The Times published rankings for all councils in England based on data released by a new agency, the Office for Local Government (Oflog).

These tables of 317 local authorities included key service areas of waste management, corporate and finance, adult social care, planning and roads.

Overall, Southampton City Council was ranked 276th. While it positioned strongly for planning (23rd) and social care (65th), the well-documented challenges in other areas were reflected for waste (311th), finance (276th) and roads (269th).

Labour council leader Cllr Lorna Fielker said: “The Local Government Association (LGA) has raised concerns about the way this league has been calculated however, that does not mean that Southampton City Council is complacent.

“We have a significant programme of change which is looking at what we do and how we do it in order to ensure that we provide quality services to residents in the most efficient and cost-effective way possible.”

Southampton City Council was in the middle of the pack in the overall rankings when compared against Chartered Institute of Public Finance and Accountancy (CIPFA) statistical neighbour councils.

Southampton Conservative group leader Cllr Peter Baillie said the results did not come as a surprise.

He said: “You can add in that Southampton has the second worst rank for post-16 education. You can also add that our council housing stock is ranked as being in the second worst condition in the country with over 400 council homes empty at any one time.

“The poor rankings are nothing to do with central government finance, they are down to having an incompetent Labour administration for 11 of the last 12 years.”

Cllr Baillie said the Labour administration had not been able to manage the council’s finances properly.

He said progress made in planning and children’s social care were “two semi-bright spots in an otherwise shocking indictment of local Labour”.

Cllr Richard Blackman, Liberal Democrat group leader, said he was always wary of league tables due to never quite knowing the information used to build them.
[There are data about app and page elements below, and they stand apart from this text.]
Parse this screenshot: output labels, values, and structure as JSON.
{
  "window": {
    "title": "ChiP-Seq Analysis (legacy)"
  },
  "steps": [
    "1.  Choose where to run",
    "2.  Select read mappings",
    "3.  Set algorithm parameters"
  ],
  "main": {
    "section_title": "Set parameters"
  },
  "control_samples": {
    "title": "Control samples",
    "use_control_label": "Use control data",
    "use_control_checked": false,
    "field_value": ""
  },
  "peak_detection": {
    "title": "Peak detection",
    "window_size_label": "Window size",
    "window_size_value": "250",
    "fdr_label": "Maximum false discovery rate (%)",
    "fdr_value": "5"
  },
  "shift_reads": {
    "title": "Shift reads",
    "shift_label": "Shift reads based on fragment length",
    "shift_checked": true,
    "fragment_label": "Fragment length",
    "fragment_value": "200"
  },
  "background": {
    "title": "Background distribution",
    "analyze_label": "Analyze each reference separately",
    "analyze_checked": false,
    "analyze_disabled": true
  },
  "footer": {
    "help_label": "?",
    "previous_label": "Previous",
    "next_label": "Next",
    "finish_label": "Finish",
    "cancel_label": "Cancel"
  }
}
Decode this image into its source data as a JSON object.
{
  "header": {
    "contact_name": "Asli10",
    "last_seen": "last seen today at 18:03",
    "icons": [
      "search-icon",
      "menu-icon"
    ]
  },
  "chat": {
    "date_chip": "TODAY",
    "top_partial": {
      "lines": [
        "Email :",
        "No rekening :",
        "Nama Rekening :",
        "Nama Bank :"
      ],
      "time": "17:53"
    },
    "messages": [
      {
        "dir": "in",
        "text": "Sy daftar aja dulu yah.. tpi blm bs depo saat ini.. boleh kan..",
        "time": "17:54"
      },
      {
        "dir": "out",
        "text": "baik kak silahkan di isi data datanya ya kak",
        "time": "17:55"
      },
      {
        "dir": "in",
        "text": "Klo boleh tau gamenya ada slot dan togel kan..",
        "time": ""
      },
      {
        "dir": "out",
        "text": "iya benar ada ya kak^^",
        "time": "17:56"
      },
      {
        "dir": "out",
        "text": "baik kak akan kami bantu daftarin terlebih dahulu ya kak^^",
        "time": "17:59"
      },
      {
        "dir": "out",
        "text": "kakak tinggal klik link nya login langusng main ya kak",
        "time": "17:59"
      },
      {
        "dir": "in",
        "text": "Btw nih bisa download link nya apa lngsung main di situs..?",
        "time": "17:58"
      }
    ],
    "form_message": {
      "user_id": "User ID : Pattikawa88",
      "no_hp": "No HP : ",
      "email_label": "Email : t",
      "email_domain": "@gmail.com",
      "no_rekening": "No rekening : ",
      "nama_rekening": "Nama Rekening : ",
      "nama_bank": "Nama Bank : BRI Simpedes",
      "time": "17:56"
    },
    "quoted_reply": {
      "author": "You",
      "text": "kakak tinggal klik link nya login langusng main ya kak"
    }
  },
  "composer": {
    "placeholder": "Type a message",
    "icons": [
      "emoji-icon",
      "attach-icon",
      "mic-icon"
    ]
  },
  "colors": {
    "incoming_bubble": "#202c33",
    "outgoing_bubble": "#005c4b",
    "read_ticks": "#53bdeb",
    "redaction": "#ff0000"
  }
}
However, he said the areas where the council looked to not be performing very well reflected wider concerns.